Federal Reserve Chairman Ben Bernanke will address monetary policy in a pair of hearings this week, in the Senate Banking Committee on Tuesday and the House Financial Services Committee on Wednesday.

Also on Tuesday, the Financial Services Committee will hold another hearing on oversight of the Troubled Assets Relief Program, as well as a hearing on mortgage modifications. The Joint Economic Committee will hold a Thursday hearing on short- and long-term economic restoration strategy with Economic Advisory Board Chairman Paul Volcker testifying.

Information and analysis:

At Last, Help for Homeowners, by Andrew Jakabovics and David Abromowitz

Before the Bush Recession, by Joshua Picker

D.C voting rights

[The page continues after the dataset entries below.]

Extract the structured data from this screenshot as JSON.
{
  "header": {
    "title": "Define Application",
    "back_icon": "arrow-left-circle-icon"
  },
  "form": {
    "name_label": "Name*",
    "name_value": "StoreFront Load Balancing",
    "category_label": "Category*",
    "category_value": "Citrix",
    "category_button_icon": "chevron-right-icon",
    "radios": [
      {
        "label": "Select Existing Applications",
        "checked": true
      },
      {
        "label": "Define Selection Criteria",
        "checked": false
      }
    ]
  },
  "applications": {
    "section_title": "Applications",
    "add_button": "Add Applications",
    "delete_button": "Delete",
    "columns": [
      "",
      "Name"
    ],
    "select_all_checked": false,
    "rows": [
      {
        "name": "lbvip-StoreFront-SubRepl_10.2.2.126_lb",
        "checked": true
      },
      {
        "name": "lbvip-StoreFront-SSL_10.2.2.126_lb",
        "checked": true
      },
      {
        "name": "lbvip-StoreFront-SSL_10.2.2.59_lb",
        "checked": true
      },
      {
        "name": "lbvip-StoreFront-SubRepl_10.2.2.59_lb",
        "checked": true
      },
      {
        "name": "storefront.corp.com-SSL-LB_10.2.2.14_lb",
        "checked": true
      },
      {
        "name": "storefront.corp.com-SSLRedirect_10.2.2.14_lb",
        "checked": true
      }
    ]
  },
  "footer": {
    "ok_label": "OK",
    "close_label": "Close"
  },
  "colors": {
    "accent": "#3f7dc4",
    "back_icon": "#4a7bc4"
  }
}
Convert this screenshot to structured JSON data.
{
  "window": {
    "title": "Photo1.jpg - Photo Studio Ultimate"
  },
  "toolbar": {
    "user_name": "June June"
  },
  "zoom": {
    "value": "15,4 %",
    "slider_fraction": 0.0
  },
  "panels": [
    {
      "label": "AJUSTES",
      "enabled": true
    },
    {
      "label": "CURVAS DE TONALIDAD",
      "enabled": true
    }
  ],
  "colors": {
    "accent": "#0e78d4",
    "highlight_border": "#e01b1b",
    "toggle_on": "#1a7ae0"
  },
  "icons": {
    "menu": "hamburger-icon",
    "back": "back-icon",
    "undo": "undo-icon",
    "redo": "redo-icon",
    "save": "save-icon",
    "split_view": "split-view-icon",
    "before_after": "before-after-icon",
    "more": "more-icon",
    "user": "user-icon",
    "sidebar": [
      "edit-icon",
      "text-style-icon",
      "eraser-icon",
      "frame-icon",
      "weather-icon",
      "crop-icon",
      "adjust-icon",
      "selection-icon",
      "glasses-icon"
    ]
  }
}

The Senate begins debate today on S. 160, a bill that would expand the House of Representatives to 437 members, giving the District of Columbia delegate full floor voting rights and adding a congressional seat in Utah. Washington, D.C is currently represented by a delegate who participates in the committee process but cannot cast floor votes. A cloture vote is expected on Tuesday morning; if successful, the Senate will continue debate on the measure for the remainder of the week.

Labor

The Senate will vote on the nomination of Representative Hilda Solis (D-CA) as Secretary of Labor on Tuesday. The Senate Health, Education, Labor and Pensions Committee approved Solis’ nomination by voice vote on February 11.

The House Education and Labor Committee will hold a hearing Wednesday on strengthening worker retirement security.

Information and analysis:

Robbing Tomorrow to Pay for Today, by Christian E. Weller and Jeffrey Wenger

An Oldie But Goodie: The Importance of Social Security as Source of Retirement Income, by Ilana Boivie and Christian E. Weller

Energy and environment

Several committees will address climate change issues this week. The House Energy and Commerce Committee will hold a pair of hearings on climate legislation: Tuesday’s hearing will focus on energy efficiency policies, and a Thursday hearing will address renewable energy. The House Science and Technology Committee holds a Tuesday hearing on monitoring greenhouse gas emissions, and the Senate Environment and Public Works Committee will hold a hearing on the latest global warming science.

Information and analysis:

Green Recovery: A New Program to Create Good Jobs and Start Building a Low-Carbon Economy

Wired for Progress: Building a National Clean-Energy Smart Grid, by Bracken Hendricks